Content starts
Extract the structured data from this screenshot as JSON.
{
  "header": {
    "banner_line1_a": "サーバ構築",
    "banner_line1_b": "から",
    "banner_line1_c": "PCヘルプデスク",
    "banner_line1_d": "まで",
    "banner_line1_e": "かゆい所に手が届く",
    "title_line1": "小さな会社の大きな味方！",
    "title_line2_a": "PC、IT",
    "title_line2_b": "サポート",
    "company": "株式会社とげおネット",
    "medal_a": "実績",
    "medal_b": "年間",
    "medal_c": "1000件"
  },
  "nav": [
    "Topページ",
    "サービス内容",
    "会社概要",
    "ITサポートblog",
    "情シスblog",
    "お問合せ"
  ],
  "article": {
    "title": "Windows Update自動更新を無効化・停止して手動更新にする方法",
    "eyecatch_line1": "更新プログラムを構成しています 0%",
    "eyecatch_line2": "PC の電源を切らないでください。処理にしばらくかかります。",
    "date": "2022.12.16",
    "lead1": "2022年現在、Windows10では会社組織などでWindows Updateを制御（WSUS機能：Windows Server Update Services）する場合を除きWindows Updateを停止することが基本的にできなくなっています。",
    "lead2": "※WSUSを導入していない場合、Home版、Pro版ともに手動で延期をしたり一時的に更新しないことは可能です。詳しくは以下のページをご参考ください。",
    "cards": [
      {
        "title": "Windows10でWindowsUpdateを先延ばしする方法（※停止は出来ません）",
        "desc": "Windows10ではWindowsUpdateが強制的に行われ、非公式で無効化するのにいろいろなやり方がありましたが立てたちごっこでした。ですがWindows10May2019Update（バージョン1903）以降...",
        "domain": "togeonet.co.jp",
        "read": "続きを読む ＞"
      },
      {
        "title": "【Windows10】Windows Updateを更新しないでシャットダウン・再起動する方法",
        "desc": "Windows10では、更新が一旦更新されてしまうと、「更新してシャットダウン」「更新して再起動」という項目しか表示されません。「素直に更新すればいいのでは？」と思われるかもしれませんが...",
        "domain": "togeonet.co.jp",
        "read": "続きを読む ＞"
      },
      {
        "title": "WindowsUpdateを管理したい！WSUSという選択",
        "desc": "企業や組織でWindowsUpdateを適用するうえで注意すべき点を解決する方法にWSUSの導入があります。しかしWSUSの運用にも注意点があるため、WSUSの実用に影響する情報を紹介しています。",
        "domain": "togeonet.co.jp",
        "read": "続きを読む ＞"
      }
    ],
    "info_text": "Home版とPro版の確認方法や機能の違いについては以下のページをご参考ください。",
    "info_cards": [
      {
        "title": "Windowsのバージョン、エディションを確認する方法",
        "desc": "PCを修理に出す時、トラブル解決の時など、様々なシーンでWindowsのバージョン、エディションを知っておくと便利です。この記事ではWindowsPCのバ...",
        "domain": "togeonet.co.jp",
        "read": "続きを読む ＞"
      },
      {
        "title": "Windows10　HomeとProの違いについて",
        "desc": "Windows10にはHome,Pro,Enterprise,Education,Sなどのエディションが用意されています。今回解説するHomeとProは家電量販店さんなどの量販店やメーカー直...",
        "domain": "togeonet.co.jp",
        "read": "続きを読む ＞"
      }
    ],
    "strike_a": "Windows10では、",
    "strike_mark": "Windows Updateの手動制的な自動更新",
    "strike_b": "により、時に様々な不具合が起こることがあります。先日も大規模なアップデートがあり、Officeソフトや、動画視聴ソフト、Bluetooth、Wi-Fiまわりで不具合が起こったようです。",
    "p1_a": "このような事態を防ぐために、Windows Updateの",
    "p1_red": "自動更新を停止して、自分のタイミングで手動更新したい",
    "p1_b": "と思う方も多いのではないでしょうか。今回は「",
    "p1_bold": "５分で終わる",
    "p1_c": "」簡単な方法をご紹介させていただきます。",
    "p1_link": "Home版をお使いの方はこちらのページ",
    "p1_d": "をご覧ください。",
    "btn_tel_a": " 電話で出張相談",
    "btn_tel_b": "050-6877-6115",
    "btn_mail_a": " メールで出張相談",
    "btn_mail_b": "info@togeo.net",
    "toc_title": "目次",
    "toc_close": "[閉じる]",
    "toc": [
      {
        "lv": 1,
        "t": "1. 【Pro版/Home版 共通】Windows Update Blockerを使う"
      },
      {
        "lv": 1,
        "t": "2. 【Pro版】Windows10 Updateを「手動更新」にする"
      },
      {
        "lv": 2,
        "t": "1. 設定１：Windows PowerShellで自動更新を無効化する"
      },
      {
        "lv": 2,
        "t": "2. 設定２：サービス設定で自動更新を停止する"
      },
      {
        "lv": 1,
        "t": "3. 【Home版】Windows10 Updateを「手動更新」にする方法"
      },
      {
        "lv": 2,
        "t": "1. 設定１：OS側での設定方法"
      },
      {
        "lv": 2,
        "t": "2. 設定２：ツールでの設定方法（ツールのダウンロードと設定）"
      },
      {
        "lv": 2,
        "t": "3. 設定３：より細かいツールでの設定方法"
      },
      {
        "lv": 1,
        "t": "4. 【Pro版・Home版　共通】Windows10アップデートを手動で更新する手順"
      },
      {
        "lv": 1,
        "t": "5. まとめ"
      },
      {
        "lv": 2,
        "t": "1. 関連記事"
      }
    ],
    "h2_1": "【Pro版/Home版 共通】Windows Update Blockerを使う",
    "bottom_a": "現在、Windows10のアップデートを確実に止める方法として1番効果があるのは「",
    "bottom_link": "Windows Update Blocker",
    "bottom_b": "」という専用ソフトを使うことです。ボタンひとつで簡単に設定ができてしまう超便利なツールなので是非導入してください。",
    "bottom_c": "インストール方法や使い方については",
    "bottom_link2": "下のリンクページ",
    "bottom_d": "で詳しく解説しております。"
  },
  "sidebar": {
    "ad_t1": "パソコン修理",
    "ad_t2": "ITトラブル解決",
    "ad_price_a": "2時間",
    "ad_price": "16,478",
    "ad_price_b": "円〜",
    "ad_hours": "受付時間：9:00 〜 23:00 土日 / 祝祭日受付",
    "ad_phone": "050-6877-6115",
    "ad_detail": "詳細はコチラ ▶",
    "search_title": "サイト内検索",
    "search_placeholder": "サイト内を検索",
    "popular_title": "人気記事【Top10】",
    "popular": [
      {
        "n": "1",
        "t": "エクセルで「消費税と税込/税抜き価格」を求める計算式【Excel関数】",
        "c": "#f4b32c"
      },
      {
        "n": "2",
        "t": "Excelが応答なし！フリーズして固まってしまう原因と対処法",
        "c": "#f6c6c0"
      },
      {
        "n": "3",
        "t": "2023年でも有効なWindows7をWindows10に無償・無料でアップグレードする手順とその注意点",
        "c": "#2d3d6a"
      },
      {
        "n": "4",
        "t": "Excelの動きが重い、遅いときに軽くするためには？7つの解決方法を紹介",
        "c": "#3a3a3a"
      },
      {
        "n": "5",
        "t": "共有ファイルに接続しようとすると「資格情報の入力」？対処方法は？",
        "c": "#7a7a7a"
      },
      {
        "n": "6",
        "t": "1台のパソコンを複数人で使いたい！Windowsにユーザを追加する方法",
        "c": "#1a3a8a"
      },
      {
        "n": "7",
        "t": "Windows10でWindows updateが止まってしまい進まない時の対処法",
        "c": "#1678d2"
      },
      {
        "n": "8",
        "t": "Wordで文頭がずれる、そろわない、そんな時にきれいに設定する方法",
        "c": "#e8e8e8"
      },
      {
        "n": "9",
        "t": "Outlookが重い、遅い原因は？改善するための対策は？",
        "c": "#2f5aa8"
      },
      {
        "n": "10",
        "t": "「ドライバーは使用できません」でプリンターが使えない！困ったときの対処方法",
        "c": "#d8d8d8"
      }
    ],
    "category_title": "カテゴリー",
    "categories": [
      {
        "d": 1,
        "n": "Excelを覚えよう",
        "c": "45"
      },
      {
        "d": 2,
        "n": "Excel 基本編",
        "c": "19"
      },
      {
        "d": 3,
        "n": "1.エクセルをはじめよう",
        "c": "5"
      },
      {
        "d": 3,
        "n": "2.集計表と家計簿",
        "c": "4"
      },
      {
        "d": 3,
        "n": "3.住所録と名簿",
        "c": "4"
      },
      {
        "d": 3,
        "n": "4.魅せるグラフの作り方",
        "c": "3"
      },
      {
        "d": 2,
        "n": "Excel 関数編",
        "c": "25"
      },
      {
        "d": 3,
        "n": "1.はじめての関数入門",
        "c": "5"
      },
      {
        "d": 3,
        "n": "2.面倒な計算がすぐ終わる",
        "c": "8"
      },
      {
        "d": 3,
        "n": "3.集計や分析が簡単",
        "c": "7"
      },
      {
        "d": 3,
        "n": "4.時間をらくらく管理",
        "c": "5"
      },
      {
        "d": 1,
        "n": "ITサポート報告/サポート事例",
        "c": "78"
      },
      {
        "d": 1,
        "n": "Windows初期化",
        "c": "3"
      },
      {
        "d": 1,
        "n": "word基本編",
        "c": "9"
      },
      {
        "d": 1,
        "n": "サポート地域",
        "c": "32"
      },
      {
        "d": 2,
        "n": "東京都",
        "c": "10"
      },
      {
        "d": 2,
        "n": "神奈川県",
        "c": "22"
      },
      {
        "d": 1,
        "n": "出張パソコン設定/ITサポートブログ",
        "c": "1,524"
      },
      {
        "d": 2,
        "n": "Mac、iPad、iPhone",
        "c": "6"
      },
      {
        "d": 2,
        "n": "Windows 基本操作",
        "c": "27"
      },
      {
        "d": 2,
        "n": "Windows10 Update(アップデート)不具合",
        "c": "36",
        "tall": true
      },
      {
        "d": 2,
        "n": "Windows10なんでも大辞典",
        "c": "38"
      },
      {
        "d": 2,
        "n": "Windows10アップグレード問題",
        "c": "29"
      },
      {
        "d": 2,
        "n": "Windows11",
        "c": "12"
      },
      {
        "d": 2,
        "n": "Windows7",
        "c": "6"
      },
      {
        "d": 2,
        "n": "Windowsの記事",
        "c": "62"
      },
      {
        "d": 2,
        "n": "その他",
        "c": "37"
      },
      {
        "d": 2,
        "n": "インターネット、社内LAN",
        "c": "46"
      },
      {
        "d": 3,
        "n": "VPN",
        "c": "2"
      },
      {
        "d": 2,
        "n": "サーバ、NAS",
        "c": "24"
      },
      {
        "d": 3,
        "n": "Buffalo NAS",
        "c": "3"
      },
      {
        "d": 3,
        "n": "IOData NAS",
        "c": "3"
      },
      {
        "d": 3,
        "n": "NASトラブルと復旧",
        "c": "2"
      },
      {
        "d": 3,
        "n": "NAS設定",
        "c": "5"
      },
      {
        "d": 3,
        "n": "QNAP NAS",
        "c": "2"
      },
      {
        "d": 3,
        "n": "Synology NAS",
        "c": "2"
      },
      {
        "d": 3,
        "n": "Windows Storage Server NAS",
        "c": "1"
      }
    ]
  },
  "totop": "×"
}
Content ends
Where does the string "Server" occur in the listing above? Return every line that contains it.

    "lead1": "2022年現在、Windows10では会社組織などでWindows Updateを制御（WSUS機能：Windows Server Update Services）する場合を除きWindows Updateを停止することが基本的にできなくなっています。",
        "n": "Windows Storage Server NAS",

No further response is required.